Problem requirements: Every entry must be echoed exactly.
○ ○ ○ ○
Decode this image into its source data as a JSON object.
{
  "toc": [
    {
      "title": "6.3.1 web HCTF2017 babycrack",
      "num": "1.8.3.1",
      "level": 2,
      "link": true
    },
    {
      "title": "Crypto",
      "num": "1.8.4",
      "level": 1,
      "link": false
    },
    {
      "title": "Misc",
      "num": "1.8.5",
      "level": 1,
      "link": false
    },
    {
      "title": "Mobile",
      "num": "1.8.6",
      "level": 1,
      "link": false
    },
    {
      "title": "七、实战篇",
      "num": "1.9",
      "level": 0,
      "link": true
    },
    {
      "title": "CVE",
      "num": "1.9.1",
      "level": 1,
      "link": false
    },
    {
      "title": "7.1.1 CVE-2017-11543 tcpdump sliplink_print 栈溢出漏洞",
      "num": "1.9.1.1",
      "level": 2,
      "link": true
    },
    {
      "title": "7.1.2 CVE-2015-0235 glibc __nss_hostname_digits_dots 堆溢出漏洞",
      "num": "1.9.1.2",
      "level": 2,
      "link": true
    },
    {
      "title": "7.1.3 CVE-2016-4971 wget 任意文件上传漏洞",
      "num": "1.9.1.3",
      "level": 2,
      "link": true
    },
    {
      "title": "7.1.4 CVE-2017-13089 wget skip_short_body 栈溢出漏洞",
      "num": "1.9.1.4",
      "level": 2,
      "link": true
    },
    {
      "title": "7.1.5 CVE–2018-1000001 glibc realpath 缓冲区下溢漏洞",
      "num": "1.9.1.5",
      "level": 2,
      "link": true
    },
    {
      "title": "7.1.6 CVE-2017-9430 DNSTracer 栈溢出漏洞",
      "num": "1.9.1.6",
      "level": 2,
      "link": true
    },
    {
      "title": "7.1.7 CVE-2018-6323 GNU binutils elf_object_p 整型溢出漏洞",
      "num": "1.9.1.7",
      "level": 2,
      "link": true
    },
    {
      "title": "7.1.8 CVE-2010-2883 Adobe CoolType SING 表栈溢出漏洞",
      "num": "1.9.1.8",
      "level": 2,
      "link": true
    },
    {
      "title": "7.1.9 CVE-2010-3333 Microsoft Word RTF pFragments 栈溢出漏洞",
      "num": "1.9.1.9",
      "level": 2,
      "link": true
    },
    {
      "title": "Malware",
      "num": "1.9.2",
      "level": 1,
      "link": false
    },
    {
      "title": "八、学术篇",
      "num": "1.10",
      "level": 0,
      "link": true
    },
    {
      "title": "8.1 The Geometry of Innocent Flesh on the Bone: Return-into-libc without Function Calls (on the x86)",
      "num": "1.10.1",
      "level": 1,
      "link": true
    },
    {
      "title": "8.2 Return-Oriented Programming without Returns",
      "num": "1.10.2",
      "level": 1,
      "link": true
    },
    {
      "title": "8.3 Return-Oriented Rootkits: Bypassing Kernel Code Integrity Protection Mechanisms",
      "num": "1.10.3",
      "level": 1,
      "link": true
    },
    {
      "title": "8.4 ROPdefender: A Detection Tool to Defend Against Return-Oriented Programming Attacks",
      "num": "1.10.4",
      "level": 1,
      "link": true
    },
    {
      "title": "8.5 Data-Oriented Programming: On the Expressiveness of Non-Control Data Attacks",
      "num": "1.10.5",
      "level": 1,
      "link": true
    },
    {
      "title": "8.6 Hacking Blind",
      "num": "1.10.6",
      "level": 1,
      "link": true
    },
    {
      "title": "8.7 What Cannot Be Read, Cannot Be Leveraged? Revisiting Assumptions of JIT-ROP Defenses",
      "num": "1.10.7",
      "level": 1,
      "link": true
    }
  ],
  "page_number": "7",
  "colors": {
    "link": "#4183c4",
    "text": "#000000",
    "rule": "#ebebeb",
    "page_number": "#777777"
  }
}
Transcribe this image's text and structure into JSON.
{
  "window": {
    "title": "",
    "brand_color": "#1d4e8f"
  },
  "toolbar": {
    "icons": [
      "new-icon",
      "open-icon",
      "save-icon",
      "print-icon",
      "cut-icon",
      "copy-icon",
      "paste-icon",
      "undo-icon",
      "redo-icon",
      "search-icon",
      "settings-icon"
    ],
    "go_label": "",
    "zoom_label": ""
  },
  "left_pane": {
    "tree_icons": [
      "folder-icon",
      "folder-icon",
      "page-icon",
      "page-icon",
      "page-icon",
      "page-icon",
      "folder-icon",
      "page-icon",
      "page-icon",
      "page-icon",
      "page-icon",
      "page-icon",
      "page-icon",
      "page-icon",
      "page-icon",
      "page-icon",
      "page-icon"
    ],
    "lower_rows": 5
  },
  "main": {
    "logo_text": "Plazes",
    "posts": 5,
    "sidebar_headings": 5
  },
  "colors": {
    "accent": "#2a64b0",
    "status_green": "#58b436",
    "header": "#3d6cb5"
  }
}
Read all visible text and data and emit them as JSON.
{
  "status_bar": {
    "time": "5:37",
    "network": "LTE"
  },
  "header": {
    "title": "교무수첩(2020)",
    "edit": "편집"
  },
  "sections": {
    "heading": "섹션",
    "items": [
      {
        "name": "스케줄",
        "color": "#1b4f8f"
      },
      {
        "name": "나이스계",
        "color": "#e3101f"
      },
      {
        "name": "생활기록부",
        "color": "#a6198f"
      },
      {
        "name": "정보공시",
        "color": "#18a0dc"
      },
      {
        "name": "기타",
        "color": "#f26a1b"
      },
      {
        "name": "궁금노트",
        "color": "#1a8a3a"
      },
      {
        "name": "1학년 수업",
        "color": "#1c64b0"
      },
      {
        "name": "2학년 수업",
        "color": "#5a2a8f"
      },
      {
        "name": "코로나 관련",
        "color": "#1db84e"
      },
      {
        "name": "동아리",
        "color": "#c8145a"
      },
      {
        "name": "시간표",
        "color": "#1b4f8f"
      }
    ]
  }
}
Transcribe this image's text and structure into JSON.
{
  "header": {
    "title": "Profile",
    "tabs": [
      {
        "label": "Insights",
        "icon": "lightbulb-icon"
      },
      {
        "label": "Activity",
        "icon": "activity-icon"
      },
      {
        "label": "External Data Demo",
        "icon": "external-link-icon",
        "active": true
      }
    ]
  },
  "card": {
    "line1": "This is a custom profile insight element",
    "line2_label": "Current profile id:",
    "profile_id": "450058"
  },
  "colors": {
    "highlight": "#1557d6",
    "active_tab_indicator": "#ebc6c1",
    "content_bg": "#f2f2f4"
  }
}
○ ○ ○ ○
Written reply:
Decode this image into its source data as a JSON object.
{
  "toc": [
    {
      "title": "6.3.1 web HCTF2017 babycrack",
      "num": "1.8.3.1",
      "level": 2,
      "link": true
    },
    {
      "title": "Crypto",
      "num": "1.8.4",
      "level": 1,
      "link": false
    },
    {
      "title": "Misc",
      "num": "1.8.5",
      "level": 1,
      "link": false
    },
    {
      "title": "Mobile",
      "num": "1.8.6",
      "level": 1,
      "link": false
    },
    {
      "title": "七、实战篇",
      "num": "1.9",
      "level": 0,
      "link": true
    },
    {
      "title": "CVE",
      "num": "1.9.1",
      "level": 1,
      "link": false
    },
    {
      "title": "7.1.1 CVE-2017-11543 tcpdump sliplink_print 栈溢出漏洞",
      "num": "1.9.1.1",
      "level": 2,
      "link": true
    },
    {
      "title": "7.1.2 CVE-2015-0235 glibc __nss_hostname_digits_dots 堆溢出漏洞",
      "num": "1.9.1.2",
      "level": 2,
      "link": true
    },
    {
      "title": "7.1.3 CVE-2016-4971 wget 任意文件上传漏洞",
      "num": "1.9.1.3",
      "level": 2,
      "link": true
    },
    {
      "title": "7.1.4 CVE-2017-13089 wget skip_short_body 栈溢出漏洞",
      "num": "1.9.1.4",
      "level": 2,
      "link": true
    },
    {
      "title": "7.1.5 CVE–2018-1000001 glibc realpath 缓冲区下溢漏洞",
      "num": "1.9.1.5",
      "level": 2,
      "link": true
    },
    {
      "title": "7.1.6 CVE-2017-9430 DNSTracer 栈溢出漏洞",
      "num": "1.9.1.6",
      "level": 2,
      "link": true
    },
    {
      "title": "7.1.7 CVE-2018-6323 GNU binutils elf_object_p 整型溢出漏洞",
      "num": "1.9.1.7",
      "level": 2,
      "link": true
    },
    {
      "title": "7.1.8 CVE-2010-2883 Adobe CoolType SING 表栈溢出漏洞",
      "num": "1.9.1.8",
      "level": 2,
      "link": true
    },
    {
      "title": "7.1.9 CVE-2010-3333 Microsoft Word RTF pFragments 栈溢出漏洞",
      "num": "1.9.1.9",
      "level": 2,
      "link": true
    },
    {
      "title": "Malware",
      "num": "1.9.2",
      "level": 1,
      "link": false
    },
    {
      "title": "八、学术篇",
      "num": "1.10",
      "level": 0,
      "link": true
    },
    {
      "title": "8.1 The Geometry of Innocent Flesh on the Bone: Return-into-libc without Function Calls (on the x86)",
      "num": "1.10.1",
      "level": 1,
      "link": true
    },
    {
      "title": "8.2 Return-Oriented Programming without Returns",
      "num": "1.10.2",
      "level": 1,
      "link": true
    },
    {
      "title": "8.3 Return-Oriented Rootkits: Bypassing Kernel Code Integrity Protection Mechanisms",
      "num": "1.10.3",
      "level": 1,
      "link": true
    },
    {
      "title": "8.4 ROPdefender: A Detection Tool to Defend Against Return-Oriented Programming Attacks",
      "num": "1.10.4",
      "level": 1,
      "link": true
    },
    {
      "title": "8.5 Data-Oriented Programming: On the Expressiveness of Non-Control Data Attacks",
      "num": "1.10.5",
      "level": 1,
      "link": true
    },
    {
      "title": "8.6 Hacking Blind",
      "num": "1.10.6",
      "level": 1,
      "link": true
    },
    {
      "title": "8.7 What Cannot Be Read, Cannot Be Leveraged? Revisiting Assumptions of JIT-ROP Defenses",
      "num": "1.10.7",
      "level": 1,
      "link": true
    }
  ],
  "page_number": "7",
  "colors": {
    "link": "#4183c4",
    "text": "#000000",
    "rule": "#ebebeb",
    "page_number": "#777777"
  }
}
Transcribe this image's text and structure into JSON.
{
  "window": {
    "title": "",
    "brand_color": "#1d4e8f"
  },
  "toolbar": {
    "icons": [
      "new-icon",
      "open-icon",
      "save-icon",
      "print-icon",
      "cut-icon",
      "copy-icon",
      "paste-icon",
      "undo-icon",
      "redo-icon",
      "search-icon",
      "settings-icon"
    ],
    "go_label": "",
    "zoom_label": ""
  },
  "left_pane": {
    "tree_icons": [
      "folder-icon",
      "folder-icon",
      "page-icon",
      "page-icon",
      "page-icon",
      "page-icon",
      "folder-icon",
      "page-icon",
      "page-icon",
      "page-icon",
      "page-icon",
      "page-icon",
      "page-icon",
      "page-icon",
      "page-icon",
      "page-icon",
      "page-icon"
    ],
    "lower_rows": 5
  },
  "main": {
    "logo_text": "Plazes",
    "posts": 5,
    "sidebar_headings": 5
  },
  "colors": {
    "accent": "#2a64b0",
    "status_green": "#58b436",
    "header": "#3d6cb5"
  }
}
Read all visible text and data and emit them as JSON.
{
  "status_bar": {
    "time": "5:37",
    "network": "LTE"
  },
  "header": {
    "title": "교무수첩(2020)",
    "edit": "편집"
  },
  "sections": {
    "heading": "섹션",
    "items": [
      {
        "name": "스케줄",
        "color": "#1b4f8f"
      },
      {
        "name": "나이스계",
        "color": "#e3101f"
      },
      {
        "name": "생활기록부",
        "color": "#a6198f"
      },
      {
        "name": "정보공시",
        "color": "#18a0dc"
      },
      {
        "name": "기타",
        "color": "#f26a1b"
      },
      {
        "name": "궁금노트",
        "color": "#1a8a3a"
      },
      {
        "name": "1학년 수업",
        "color": "#1c64b0"
      },
      {
        "name": "2학년 수업",
        "color": "#5a2a8f"
      },
      {
        "name": "코로나 관련",
        "color": "#1db84e"
      },
      {
        "name": "동아리",
        "color": "#c8145a"
      },
      {
        "name": "시간표",
        "color": "#1b4f8f"
      }
    ]
  }
}
Transcribe this image's text and structure into JSON.
{
  "header": {
    "title": "Profile",
    "tabs": [
      {
        "label": "Insights",
        "icon": "lightbulb-icon"
      },
      {
        "label": "Activity",
        "icon": "activity-icon"
      },
      {
        "label": "External Data Demo",
        "icon": "external-link-icon",
        "active": true
      }
    ]
  },
  "card": {
    "line1": "This is a custom profile insight element",
    "line2_label": "Current profile id:",
    "profile_id": "450058"
  },
  "colors": {
    "highlight": "#1557d6",
    "active_tab_indicator": "#ebc6c1",
    "content_bg": "#f2f2f4"
  }
}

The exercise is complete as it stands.